## [Task requirements]
Reproduce the records exactly. Leave the pictures out.

## [Records for this exercise]

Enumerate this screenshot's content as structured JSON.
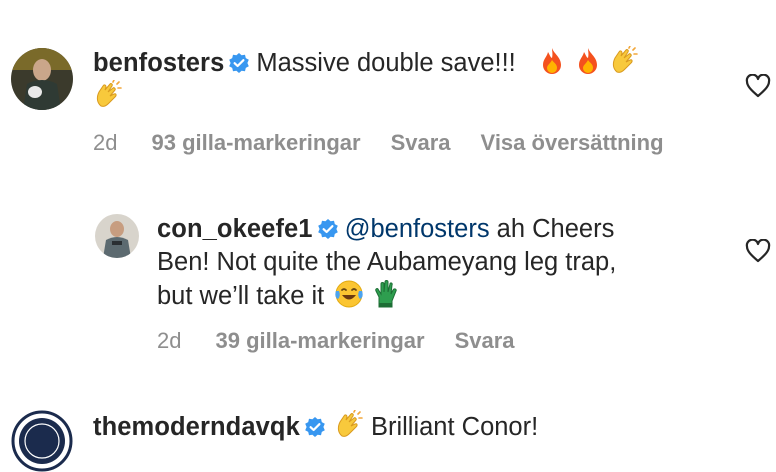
{
  "comments": [
    {
      "username": "benfosters",
      "verified": true,
      "text": "Massive double save!!!",
      "emojis": [
        "fire-emoji",
        "fire-emoji",
        "clapping-hands-emoji",
        "clapping-hands-emoji"
      ],
      "time": "2d",
      "likes": "93 gilla-markeringar",
      "reply": "Svara",
      "translate": "Visa översättning"
    },
    {
      "username": "con_okeefe1",
      "verified": true,
      "mention": "@benfosters",
      "text_line1": "ah Cheers",
      "text_line2": "Ben! Not quite the Aubameyang leg trap,",
      "text_line3": "but we’ll take it",
      "emojis": [
        "tears-of-joy-emoji",
        "goalkeeper-glove-emoji"
      ],
      "time": "2d",
      "likes": "39 gilla-markeringar",
      "reply": "Svara"
    },
    {
      "username": "themoderndavqk",
      "verified": true,
      "text": "Brilliant Conor!",
      "emojis": [
        "clapping-hands-emoji"
      ]
    }
  ],
  "icons": {
    "verified_color": "#3897f0",
    "heart": "heart-outline-icon"
  }
}
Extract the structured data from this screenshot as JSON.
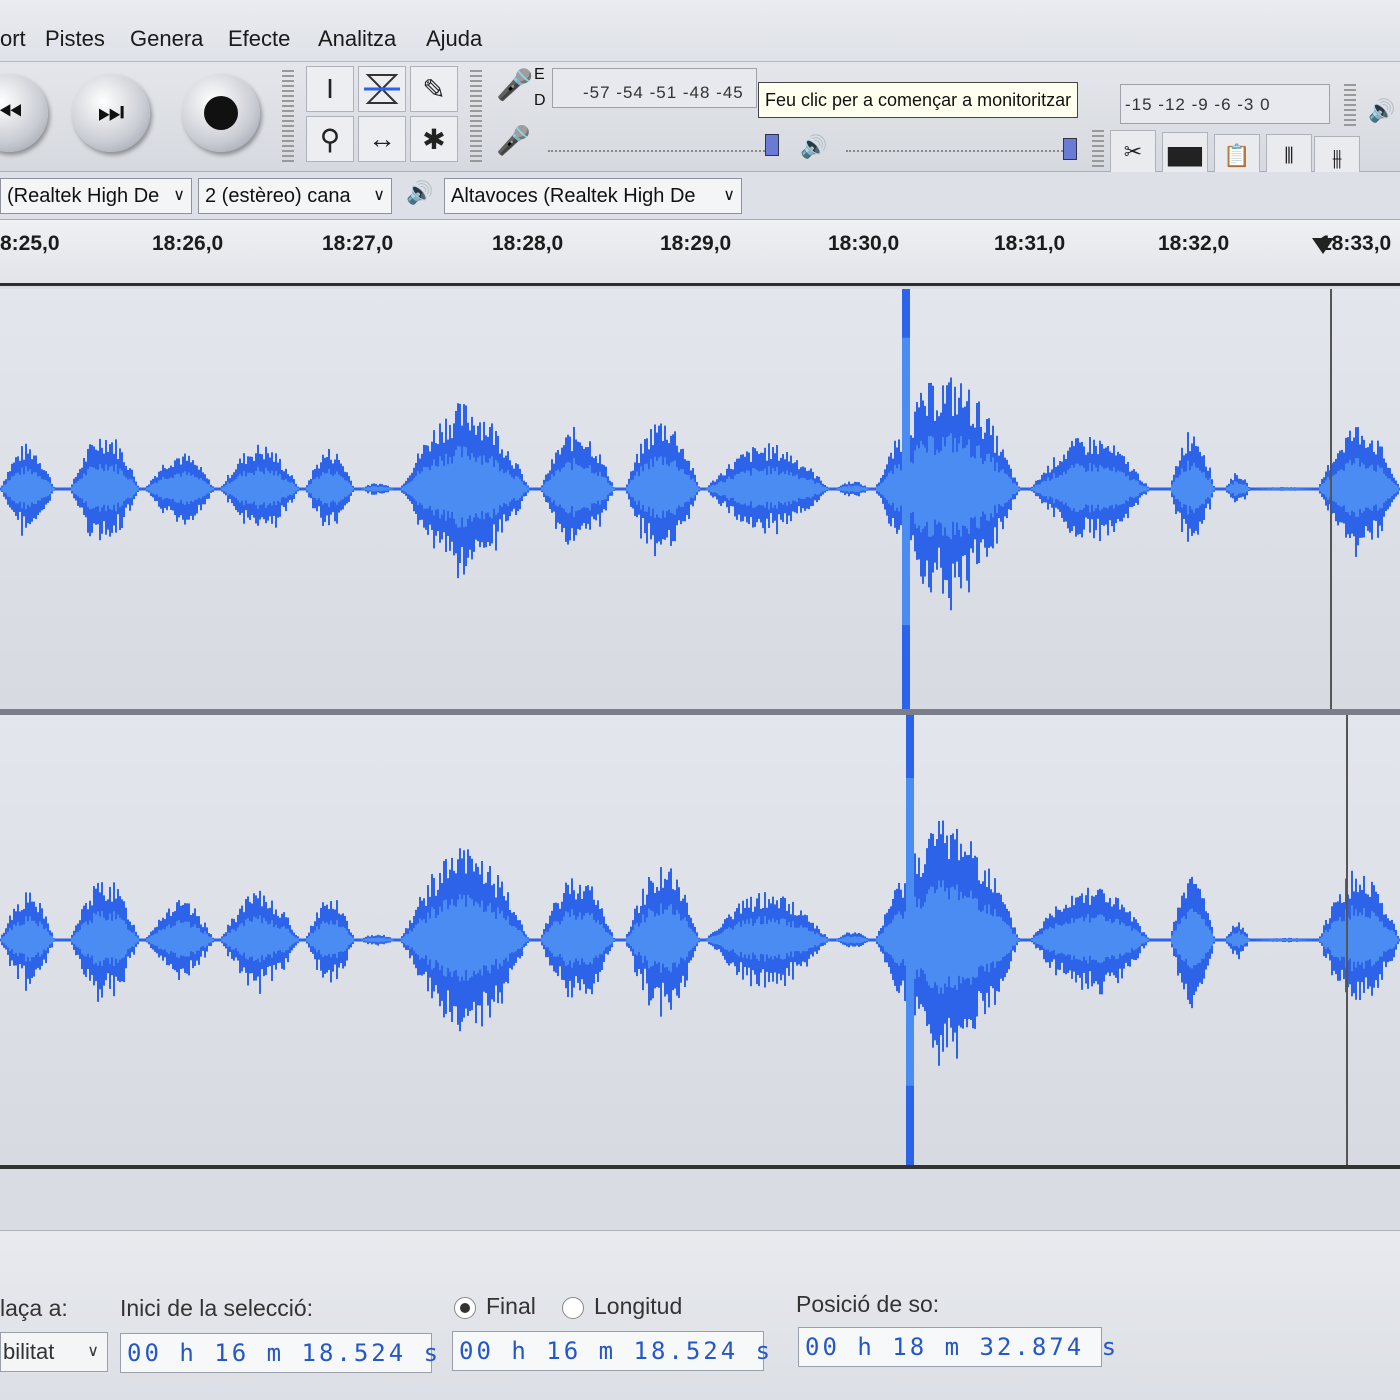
{
  "menu": [
    "ort",
    "Pistes",
    "Genera",
    "Efecte",
    "Analitza",
    "Ajuda"
  ],
  "transport": {
    "skip_start_icon": "skip-to-start-icon",
    "skip_end_icon": "skip-to-end-icon",
    "record_icon": "record-icon"
  },
  "tools": {
    "selection": "I",
    "envelope": "envelope-icon",
    "draw": "pencil-icon",
    "zoom": "zoom-icon",
    "timeshift": "↔",
    "multi": "✱"
  },
  "meters": {
    "record_channels": [
      "E",
      "D"
    ],
    "record_scale": "-57 -54 -51 -48 -45",
    "record_tooltip": "Feu clic per a començar a monitoritzar",
    "playback_scale": "-15 -12 -9 -6 -3 0"
  },
  "devices": {
    "input_device": "(Realtek High De",
    "channels": "2 (estèreo) cana",
    "output_device": "Altavoces (Realtek High De"
  },
  "ruler": {
    "labels": [
      "8:25,0",
      "18:26,0",
      "18:27,0",
      "18:28,0",
      "18:29,0",
      "18:30,0",
      "18:31,0",
      "18:32,0",
      "18:33,0"
    ]
  },
  "colors": {
    "waveform_dark": "#2d63e8",
    "waveform_light": "#4a8cf2",
    "background": "#dfe2e8"
  },
  "selection_bar": {
    "snap_label": "laça a:",
    "snap_value": "bilitat",
    "start_label": "Inici de la selecció:",
    "end_radio": "Final",
    "length_radio": "Longitud",
    "start_time": "00 h 16 m 18.524 s",
    "end_time": "00 h 16 m 18.524 s",
    "position_label": "Posició de so:",
    "position_time": "00 h 18 m 32.874 s"
  }
}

## [Response below]
Enumerate this screenshot's content as structured JSON.
{
  "comments": [
    {
      "username": "benfosters",
      "verified": true,
      "text": "Massive double save!!!",
      "emojis": [
        "fire-emoji",
        "fire-emoji",
        "clapping-hands-emoji",
        "clapping-hands-emoji"
      ],
      "time": "2d",
      "likes": "93 gilla-markeringar",
      "reply": "Svara",
      "translate": "Visa översättning"
    },
    {
      "username": "con_okeefe1",
      "verified": true,
      "mention": "@benfosters",
      "text_line1": "ah Cheers",
      "text_line2": "Ben! Not quite the Aubameyang leg trap,",
      "text_line3": "but we’ll take it",
      "emojis": [
        "tears-of-joy-emoji",
        "goalkeeper-glove-emoji"
      ],
      "time": "2d",
      "likes": "39 gilla-markeringar",
      "reply": "Svara"
    },
    {
      "username": "themoderndavqk",
      "verified": true,
      "text": "Brilliant Conor!",
      "emojis": [
        "clapping-hands-emoji"
      ]
    }
  ],
  "icons": {
    "verified_color": "#3897f0",
    "heart": "heart-outline-icon"
  }
}
Extract the structured data from this screenshot as JSON.
{
  "menu": [
    "ort",
    "Pistes",
    "Genera",
    "Efecte",
    "Analitza",
    "Ajuda"
  ],
  "transport": {
    "skip_start_icon": "skip-to-start-icon",
    "skip_end_icon": "skip-to-end-icon",
    "record_icon": "record-icon"
  },
  "tools": {
    "selection": "I",
    "envelope": "envelope-icon",
    "draw": "pencil-icon",
    "zoom": "zoom-icon",
    "timeshift": "↔",
    "multi": "✱"
  },
  "meters": {
    "record_channels": [
      "E",
      "D"
    ],
    "record_scale": "-57 -54 -51 -48 -45",
    "record_tooltip": "Feu clic per a començar a monitoritzar",
    "playback_scale": "-15 -12 -9 -6 -3 0"
  },
  "devices": {
    "input_device": "(Realtek High De",
    "channels": "2 (estèreo) cana",
    "output_device": "Altavoces (Realtek High De"
  },
  "ruler": {
    "labels": [
      "8:25,0",
      "18:26,0",
      "18:27,0",
      "18:28,0",
      "18:29,0",
      "18:30,0",
      "18:31,0",
      "18:32,0",
      "18:33,0"
    ]
  },
  "colors": {
    "waveform_dark": "#2d63e8",
    "waveform_light": "#4a8cf2",
    "background": "#dfe2e8"
  },
  "selection_bar": {
    "snap_label": "laça a:",
    "snap_value": "bilitat",
    "start_label": "Inici de la selecció:",
    "end_radio": "Final",
    "length_radio": "Longitud",
    "start_time": "00 h 16 m 18.524 s",
    "end_time": "00 h 16 m 18.524 s",
    "position_label": "Posició de so:",
    "position_time": "00 h 18 m 32.874 s"
  }
}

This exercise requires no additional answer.